     Then, as the 2021 Nog-Off season began to approach, Donahue remembers feeling the pressure of the upcoming event. Busy with work, school, and sports, it was difficult to plan the event. However, Donahue decided to reach out to the Berlin Farmers Market.

   “Last two years, the cops ended up coming after it was over. This year, if the cops came, I wanted to have backup,” he said.

Owen Donahue writes on his shoe in honor of his role in the Nog Off, as the self proclaimed “Nog Father.” Pictured by Wesley Andrews.

     Much to Donahue’s surprise, the Berlin Farmers Market approved his request. With the go-ahead from the market, Donahue knew he had to go through with it. 

     “It’s really not a well-run event,” he says. “I don’t want it to be. I don’t ever want people to feel like they have to donate or they have to give money to go to Nog-Off. If you have money to donate, please do. If not, just come to Nog-Off.”

   Donahue understands that not all participants are able to donate, but he appreciates their support of the event nonetheless. Nog-Off stands as an event for entertainment above all else. While he has tied in a charitable contribution, Donahue focuses his efforts on maintaining the integrity of the lighthearted event. 

     Two weeks later, on the night of November 27th, 2021, over 120 people gathered in the parking lot of the Berlin Farmers Market, many holding their own cartons of Eggnog. Owen Donahue, donning his Santa Suit and stepping up to the line of contestants, waited for the count down. The guys began to chug, and John Sacco, a friend of Donahue’s, was crowned the Nog-Off 2021 champion.
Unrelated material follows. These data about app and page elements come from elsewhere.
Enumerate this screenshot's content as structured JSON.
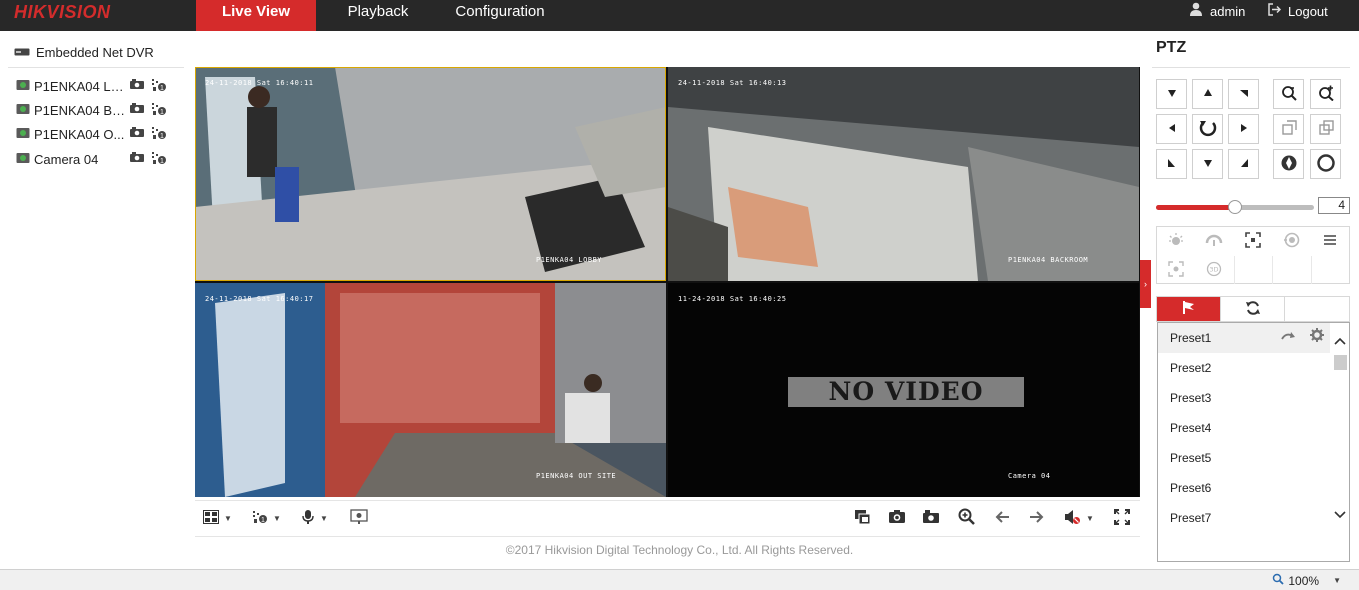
{
  "app": {
    "logo": "HIKVISION"
  },
  "nav": {
    "tabs": [
      {
        "label": "Live View",
        "active": true
      },
      {
        "label": "Playback"
      },
      {
        "label": "Configuration"
      }
    ]
  },
  "user": {
    "name": "admin",
    "logout": "Logout"
  },
  "sidebar": {
    "device": "Embedded Net DVR",
    "cameras": [
      {
        "label": "P1ENKA04 LO..."
      },
      {
        "label": "P1ENKA04 BA..."
      },
      {
        "label": "P1ENKA04 O..."
      },
      {
        "label": "Camera 04"
      }
    ]
  },
  "views": [
    {
      "timestamp": "24-11-2018 Sat 16:40:11",
      "name": "P1ENKA04 LOBBY"
    },
    {
      "timestamp": "24-11-2018 Sat 16:40:13",
      "name": "P1ENKA04 BACKROOM"
    },
    {
      "timestamp": "24-11-2018 Sat 16:40:17",
      "name": "P1ENKA04 OUT SITE"
    },
    {
      "timestamp": "11-24-2018 Sat 16:40:25",
      "name": "Camera 04",
      "status": "NO VIDEO"
    }
  ],
  "footer": "©2017 Hikvision Digital Technology Co., Ltd. All Rights Reserved.",
  "ptz": {
    "title": "PTZ",
    "speed": "4",
    "speed_fraction": 0.5,
    "presets": [
      "Preset1",
      "Preset2",
      "Preset3",
      "Preset4",
      "Preset5",
      "Preset6",
      "Preset7"
    ]
  },
  "status": {
    "zoom": "100%"
  },
  "colors": {
    "accent": "#d52b2b",
    "topbar": "#282828",
    "selection": "#d9a700"
  }
}
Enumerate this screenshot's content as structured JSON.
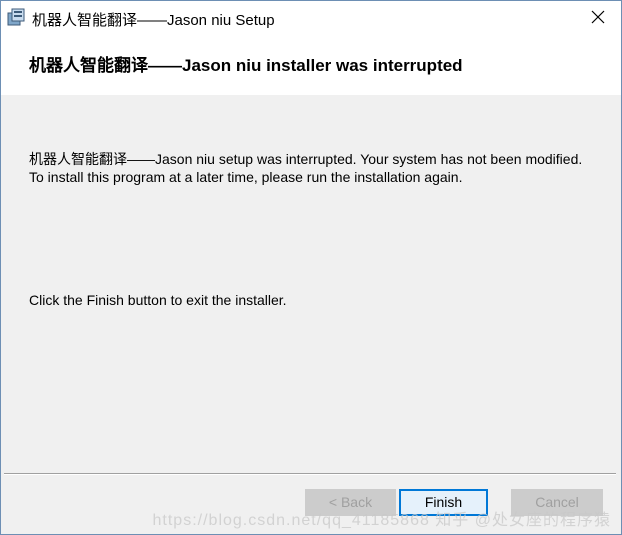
{
  "window": {
    "title": "机器人智能翻译——Jason niu Setup",
    "close_label": "×"
  },
  "header": {
    "heading": "机器人智能翻译——Jason niu installer was interrupted"
  },
  "body": {
    "message": "机器人智能翻译——Jason niu setup was interrupted. Your system has not been modified. To install this program at a later time, please run the installation again.",
    "instruction": "Click the Finish button to exit the installer."
  },
  "buttons": {
    "back_label": "< Back",
    "finish_label": "Finish",
    "cancel_label": "Cancel"
  },
  "watermark": {
    "text": "https://blog.csdn.net/qq_41185868  知乎 @处女座的程序猿"
  },
  "colors": {
    "accent": "#0078d7",
    "disabled": "#cccccc",
    "panel": "#f0f0f0"
  }
}
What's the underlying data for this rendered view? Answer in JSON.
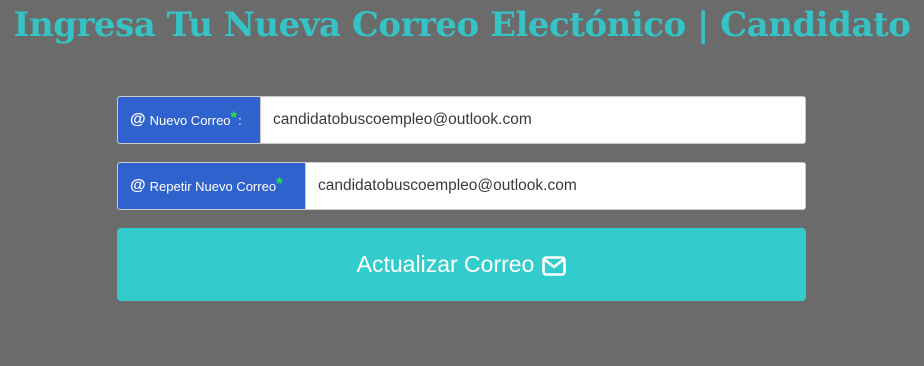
{
  "page": {
    "title": "Ingresa Tu Nueva Correo Electónico | Candidato"
  },
  "form": {
    "new_email": {
      "icon": "at-icon",
      "label": "Nuevo Correo",
      "required_mark": "*",
      "suffix": ":",
      "value": "candidatobuscoempleo@outlook.com"
    },
    "repeat_email": {
      "icon": "at-icon",
      "label": "Repetir Nuevo Correo",
      "required_mark": "*",
      "value": "candidatobuscoempleo@outlook.com"
    },
    "submit": {
      "label": "Actualizar Correo",
      "icon": "envelope-icon"
    }
  },
  "colors": {
    "background": "#6b6b6b",
    "title": "#35c3c5",
    "addon": "#2f62cc",
    "required": "#22e84a",
    "button": "#33cccc"
  }
}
John Sacco, this year’s Nog-Off champion, raises up the Nog-Off trophy, pictured by Wesley Andrews.

     Although the night of festivities was over, the work was just beginning for Donahue and his friends. The boys collected over $3000 to spend on toys and began their shopping. 

     “My favorite memories are buying the toys,” Donahue says, “the feeling of being a kid again and buying thousands of dollars of toys with your friends and knowing that they’re going to kids who don’t have them.”

     Using Sacco’s employee discount at the local Target, Donahue and his friends were able to buy even more toys. They focused on getting a wide array, from toddler toys to tween entertainment, for boys and girls alike

     On December 6th, the first delivery of toys was made to a local school district, and the rest will follow shortly. Despite his humility about his success, Donahue has created an important event he hopes will last years into the future. As long as people continue to show up, he hopes to continue to host these events.

   “Until people stop showing up, I feel it’s my obligation almost to keep doing it,” said the host. 

     While he does not make a penny from the events, Donahue enjoys furthering the spirit of Nog-Off. 

   “Without other people, Nog-Off is nothing—so I guess everyone coming together and contributing to Toys for Tots is what it’s all about,” he said.

    The event started as a joke, but it has turned into a charitable tradition far greater than expected. In the spirit of Christmas, people continue to gather on the cold November nights, embracing the true meaning of the holiday: drinking eggnog past the point of sickness. 

    Nog-Off now stands as an opportunity for teens to get together, celebrate the holiday season, and support a noble cause: a future Owen Donahue never would have predicted, but is more than happy to continue.